> _Listed records_:
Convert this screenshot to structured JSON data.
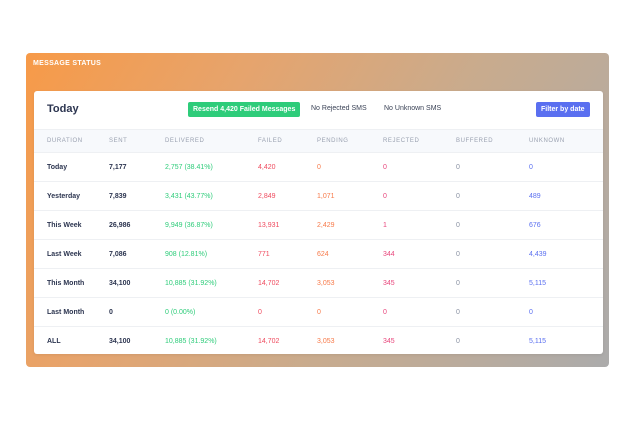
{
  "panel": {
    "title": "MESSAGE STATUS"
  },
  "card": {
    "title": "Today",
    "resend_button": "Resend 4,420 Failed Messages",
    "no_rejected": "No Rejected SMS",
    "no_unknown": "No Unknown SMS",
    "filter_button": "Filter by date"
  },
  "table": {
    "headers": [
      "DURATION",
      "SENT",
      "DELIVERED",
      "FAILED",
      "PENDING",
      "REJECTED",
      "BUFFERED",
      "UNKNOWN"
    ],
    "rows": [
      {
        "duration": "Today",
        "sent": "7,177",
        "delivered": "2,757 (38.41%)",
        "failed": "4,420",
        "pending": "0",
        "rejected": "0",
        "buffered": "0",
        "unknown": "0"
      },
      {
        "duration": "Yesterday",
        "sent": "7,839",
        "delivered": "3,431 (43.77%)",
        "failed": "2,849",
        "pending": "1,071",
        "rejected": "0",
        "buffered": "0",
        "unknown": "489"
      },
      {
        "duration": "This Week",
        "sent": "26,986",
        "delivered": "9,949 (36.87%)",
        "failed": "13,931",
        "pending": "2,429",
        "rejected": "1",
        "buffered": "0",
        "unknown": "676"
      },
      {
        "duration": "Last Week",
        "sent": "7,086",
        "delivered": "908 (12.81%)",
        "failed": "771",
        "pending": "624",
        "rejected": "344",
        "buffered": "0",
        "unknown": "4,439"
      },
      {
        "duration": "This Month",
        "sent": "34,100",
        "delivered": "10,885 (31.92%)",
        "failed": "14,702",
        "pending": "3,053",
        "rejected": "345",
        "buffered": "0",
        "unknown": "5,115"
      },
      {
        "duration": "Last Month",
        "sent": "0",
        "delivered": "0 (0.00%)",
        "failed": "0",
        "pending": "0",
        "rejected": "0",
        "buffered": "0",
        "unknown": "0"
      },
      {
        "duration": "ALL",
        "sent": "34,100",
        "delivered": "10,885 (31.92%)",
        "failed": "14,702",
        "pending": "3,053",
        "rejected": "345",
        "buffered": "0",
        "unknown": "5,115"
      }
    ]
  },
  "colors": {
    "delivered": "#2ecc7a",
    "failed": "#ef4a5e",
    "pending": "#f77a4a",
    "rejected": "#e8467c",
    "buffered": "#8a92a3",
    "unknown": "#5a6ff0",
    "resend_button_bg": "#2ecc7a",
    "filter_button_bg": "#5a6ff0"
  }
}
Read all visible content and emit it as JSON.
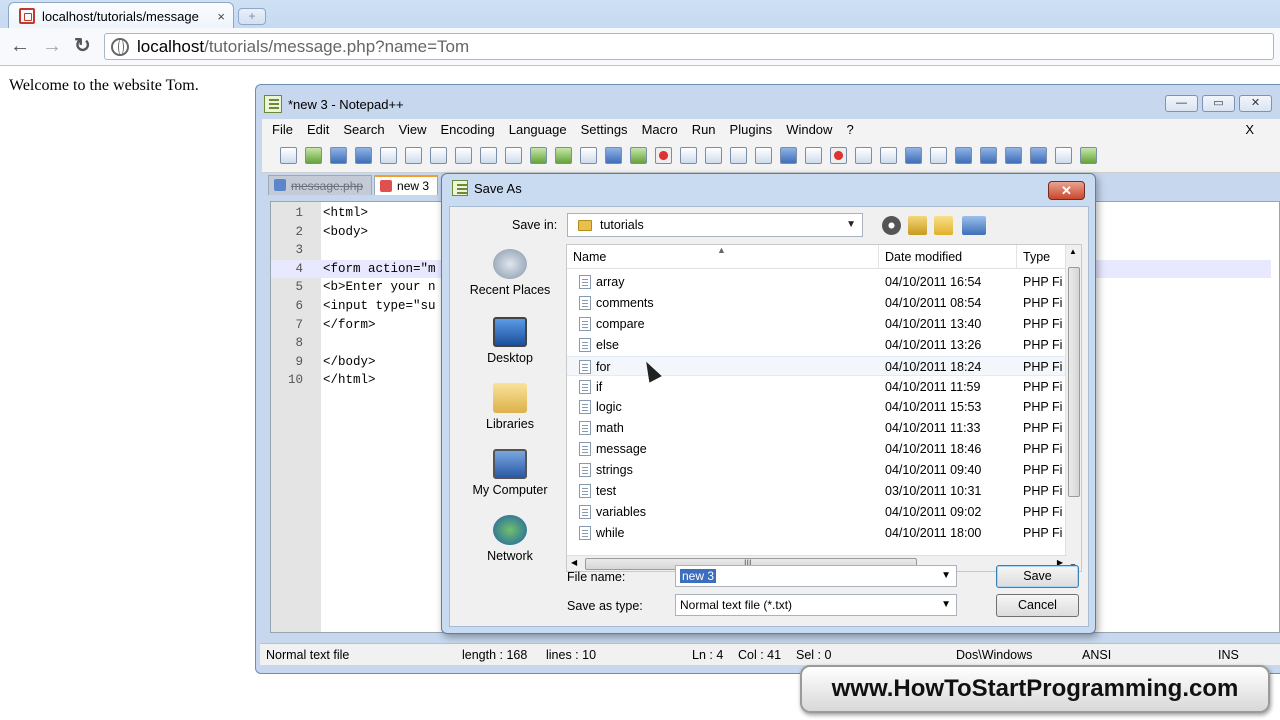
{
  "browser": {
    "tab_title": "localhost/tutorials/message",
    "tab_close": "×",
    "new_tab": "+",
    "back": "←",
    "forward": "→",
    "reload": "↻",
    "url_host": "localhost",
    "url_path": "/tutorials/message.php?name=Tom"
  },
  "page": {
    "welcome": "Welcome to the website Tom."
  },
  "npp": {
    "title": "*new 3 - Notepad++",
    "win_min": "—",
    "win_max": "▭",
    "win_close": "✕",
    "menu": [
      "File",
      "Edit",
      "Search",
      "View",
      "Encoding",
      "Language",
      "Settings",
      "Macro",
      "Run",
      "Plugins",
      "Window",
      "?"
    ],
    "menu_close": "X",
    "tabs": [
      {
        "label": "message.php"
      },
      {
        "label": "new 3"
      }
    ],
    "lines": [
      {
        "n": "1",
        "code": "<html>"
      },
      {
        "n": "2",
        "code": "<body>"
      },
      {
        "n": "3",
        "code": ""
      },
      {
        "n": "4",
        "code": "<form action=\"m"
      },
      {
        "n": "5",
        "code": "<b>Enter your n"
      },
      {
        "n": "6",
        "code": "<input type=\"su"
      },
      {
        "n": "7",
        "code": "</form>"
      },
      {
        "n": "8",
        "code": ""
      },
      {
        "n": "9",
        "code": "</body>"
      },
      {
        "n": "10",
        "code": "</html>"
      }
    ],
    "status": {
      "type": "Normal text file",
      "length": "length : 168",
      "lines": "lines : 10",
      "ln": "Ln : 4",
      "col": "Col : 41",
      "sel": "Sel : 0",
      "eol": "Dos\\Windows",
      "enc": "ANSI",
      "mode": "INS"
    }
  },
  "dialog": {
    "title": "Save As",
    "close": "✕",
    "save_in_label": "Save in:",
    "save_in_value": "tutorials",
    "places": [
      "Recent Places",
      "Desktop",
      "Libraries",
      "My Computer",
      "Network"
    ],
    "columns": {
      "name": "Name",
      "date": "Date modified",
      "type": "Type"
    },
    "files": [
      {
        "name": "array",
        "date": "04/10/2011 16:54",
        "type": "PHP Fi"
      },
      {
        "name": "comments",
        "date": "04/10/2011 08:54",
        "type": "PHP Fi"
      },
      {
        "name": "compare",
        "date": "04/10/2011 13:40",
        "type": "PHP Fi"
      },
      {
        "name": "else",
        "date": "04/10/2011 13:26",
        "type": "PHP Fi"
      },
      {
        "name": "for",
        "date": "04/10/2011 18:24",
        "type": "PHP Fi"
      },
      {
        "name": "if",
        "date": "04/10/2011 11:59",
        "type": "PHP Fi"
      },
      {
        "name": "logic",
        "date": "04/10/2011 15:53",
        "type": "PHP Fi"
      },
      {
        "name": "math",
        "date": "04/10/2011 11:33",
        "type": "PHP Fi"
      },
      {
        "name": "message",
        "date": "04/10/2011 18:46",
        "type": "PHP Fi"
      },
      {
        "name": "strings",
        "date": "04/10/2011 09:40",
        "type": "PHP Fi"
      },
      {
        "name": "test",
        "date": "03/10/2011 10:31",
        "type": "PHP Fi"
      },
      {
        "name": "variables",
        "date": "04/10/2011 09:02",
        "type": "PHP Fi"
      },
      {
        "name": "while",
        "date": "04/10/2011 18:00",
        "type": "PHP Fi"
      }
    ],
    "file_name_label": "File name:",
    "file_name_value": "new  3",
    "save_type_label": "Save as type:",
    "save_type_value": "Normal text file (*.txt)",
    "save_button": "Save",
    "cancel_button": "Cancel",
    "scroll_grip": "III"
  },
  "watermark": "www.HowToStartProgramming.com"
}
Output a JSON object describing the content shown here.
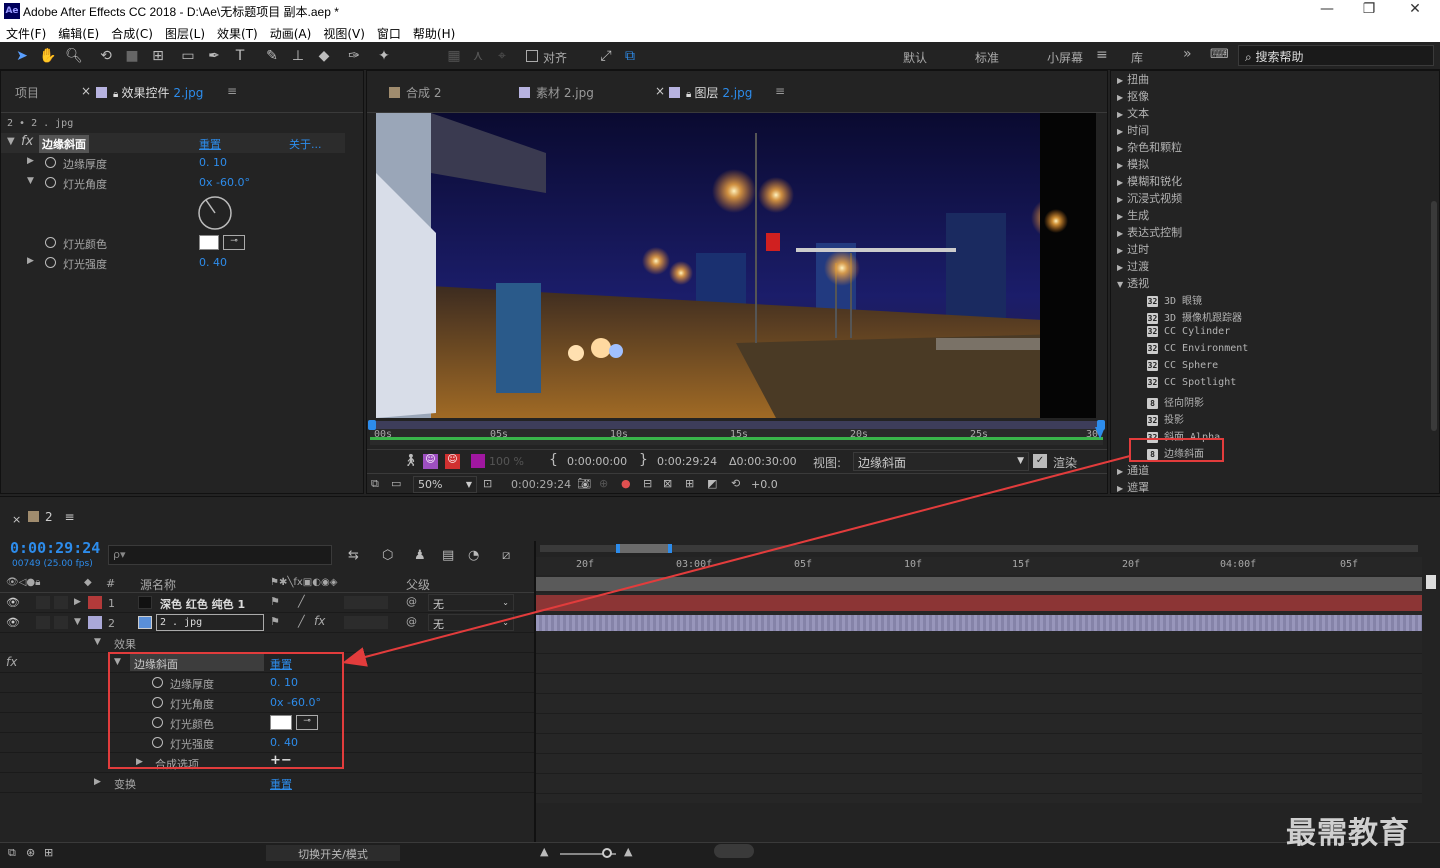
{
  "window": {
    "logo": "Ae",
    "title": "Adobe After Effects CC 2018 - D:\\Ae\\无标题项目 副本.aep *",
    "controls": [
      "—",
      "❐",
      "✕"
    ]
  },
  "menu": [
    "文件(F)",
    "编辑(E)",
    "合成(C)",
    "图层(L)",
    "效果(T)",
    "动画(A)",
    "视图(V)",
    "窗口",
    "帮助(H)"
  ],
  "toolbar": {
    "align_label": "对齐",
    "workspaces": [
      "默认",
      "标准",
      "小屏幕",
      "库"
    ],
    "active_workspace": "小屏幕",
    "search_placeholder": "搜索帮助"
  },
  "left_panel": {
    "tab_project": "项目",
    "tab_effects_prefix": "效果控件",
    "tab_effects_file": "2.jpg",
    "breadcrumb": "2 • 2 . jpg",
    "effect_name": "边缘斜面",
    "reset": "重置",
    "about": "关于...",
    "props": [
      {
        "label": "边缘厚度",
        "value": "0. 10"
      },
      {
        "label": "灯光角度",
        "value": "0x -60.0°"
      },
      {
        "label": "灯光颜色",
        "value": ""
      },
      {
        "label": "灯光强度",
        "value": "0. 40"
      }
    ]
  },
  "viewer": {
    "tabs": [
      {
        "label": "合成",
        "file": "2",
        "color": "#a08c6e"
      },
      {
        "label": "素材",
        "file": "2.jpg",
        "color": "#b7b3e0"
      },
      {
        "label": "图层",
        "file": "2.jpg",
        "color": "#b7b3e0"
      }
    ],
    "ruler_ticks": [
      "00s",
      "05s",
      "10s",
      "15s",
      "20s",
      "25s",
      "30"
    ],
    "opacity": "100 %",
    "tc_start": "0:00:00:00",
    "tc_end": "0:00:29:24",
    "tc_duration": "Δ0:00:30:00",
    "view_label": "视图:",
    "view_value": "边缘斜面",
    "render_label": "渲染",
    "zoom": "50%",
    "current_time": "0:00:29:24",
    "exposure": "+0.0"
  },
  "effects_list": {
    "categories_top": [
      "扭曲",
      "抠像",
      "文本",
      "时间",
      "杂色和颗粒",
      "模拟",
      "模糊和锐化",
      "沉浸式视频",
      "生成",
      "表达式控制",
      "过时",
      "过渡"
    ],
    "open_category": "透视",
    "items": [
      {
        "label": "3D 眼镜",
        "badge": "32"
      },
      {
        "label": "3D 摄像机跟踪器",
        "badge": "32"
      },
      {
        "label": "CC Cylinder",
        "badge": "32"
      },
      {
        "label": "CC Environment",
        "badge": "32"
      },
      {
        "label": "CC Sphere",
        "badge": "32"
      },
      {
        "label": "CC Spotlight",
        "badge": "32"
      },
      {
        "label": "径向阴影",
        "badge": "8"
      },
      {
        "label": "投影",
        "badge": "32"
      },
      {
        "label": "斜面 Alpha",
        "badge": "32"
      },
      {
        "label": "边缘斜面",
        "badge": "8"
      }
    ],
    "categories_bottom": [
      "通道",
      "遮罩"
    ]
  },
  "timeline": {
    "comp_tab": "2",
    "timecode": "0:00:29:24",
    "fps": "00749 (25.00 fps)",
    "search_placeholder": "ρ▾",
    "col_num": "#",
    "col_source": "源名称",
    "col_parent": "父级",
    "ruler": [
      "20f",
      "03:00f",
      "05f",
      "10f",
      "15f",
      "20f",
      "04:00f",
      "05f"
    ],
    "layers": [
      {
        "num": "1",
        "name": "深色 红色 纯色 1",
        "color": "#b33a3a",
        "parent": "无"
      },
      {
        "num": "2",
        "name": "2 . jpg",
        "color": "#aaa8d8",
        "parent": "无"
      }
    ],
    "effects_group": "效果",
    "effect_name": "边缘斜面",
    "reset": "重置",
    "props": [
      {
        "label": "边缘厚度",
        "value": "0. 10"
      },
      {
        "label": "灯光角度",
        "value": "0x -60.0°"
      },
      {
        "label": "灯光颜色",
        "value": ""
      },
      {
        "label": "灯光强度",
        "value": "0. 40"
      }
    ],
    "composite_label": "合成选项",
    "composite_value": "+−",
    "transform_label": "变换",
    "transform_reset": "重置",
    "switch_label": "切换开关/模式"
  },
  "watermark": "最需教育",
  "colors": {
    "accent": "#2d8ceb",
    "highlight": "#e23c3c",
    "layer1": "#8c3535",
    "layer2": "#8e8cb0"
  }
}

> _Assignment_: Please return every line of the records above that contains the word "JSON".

> _Your solution_:
Convert this screenshot to structured JSON data.
Read all visible content and emit it as JSON.
Output a JSON object describing the content shown here.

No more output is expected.